PublicBookshelf Book Club
Mary Roberts Rinehart
Weekly tips on great novels to read.
While Grace rested that afternoon of Lily's return, Lily ranged over the house. In twenty odd years the neighborhood had changed, and only a handful of the old families remained. Many of the other large houses were prostituted to base uses. Dingy curtains hung at their windows, dingy because of t he smoke from the great furnaces and railroads. The old Osgood residence, nearby, had been turned into apartments, with bottles of milk and paper bags on its fire-escapes, and a pharmacy on the street floor. The Methodist Church, following its congregation to the vicinity of old Anthony's farm, which was now cut up into city lots, had abandoned the building, and it had become a garage. The penitentiary had been moved outside the city limits, and near its old site was a small cement-lined lake, the cheerful rendezvous in summer of bathing children and thirsty dogs.
Lily was idle, for the first time in months. She wandered about, even penetrating to those upper rooms sacred to her grandfather, to which he had retired on Howard's marriage. How strangely commonplace they were now, in the full light of day, and yet, when he was in them, the doors closed and only Burton, his valet, in attendance, how mysterious they became!

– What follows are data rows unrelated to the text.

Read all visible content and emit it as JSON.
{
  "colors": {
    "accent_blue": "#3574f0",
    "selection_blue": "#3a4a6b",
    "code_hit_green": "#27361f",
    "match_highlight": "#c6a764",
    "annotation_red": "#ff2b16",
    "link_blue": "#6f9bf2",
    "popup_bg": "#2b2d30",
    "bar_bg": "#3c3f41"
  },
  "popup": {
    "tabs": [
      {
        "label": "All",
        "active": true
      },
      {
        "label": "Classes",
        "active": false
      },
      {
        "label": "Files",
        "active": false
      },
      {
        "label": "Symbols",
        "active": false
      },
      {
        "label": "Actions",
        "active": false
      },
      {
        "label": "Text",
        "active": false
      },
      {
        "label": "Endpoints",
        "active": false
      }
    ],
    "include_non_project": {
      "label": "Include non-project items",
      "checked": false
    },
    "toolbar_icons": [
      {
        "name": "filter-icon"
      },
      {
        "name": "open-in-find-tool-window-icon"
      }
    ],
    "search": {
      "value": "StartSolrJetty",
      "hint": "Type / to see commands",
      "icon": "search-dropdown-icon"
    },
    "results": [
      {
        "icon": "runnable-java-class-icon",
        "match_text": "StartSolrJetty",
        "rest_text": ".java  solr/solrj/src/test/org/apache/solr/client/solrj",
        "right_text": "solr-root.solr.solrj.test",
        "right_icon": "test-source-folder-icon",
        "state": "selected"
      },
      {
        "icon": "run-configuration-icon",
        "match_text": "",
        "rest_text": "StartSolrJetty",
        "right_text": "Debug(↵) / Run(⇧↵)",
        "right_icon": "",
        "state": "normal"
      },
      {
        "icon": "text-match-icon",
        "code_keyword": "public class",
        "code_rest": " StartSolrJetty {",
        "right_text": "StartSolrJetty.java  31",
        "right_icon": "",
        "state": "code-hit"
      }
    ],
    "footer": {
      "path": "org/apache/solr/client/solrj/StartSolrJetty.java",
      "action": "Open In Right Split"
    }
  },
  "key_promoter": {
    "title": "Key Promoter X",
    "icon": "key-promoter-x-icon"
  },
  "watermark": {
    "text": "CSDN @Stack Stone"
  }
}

Increasingly, in later years, Lily had felt and resented the domination of the old man. She resented her father's acquiescence in that domination, her mother's good-humored tolerance of it. She herself had accepted it, although unwillingly, but she knew, rather vaguely, that the Lily Cardew who had gone away to the camp and the Lily Cardew who stood that day before her grandfather's throne-like chair under its lamp, were two entirely different people.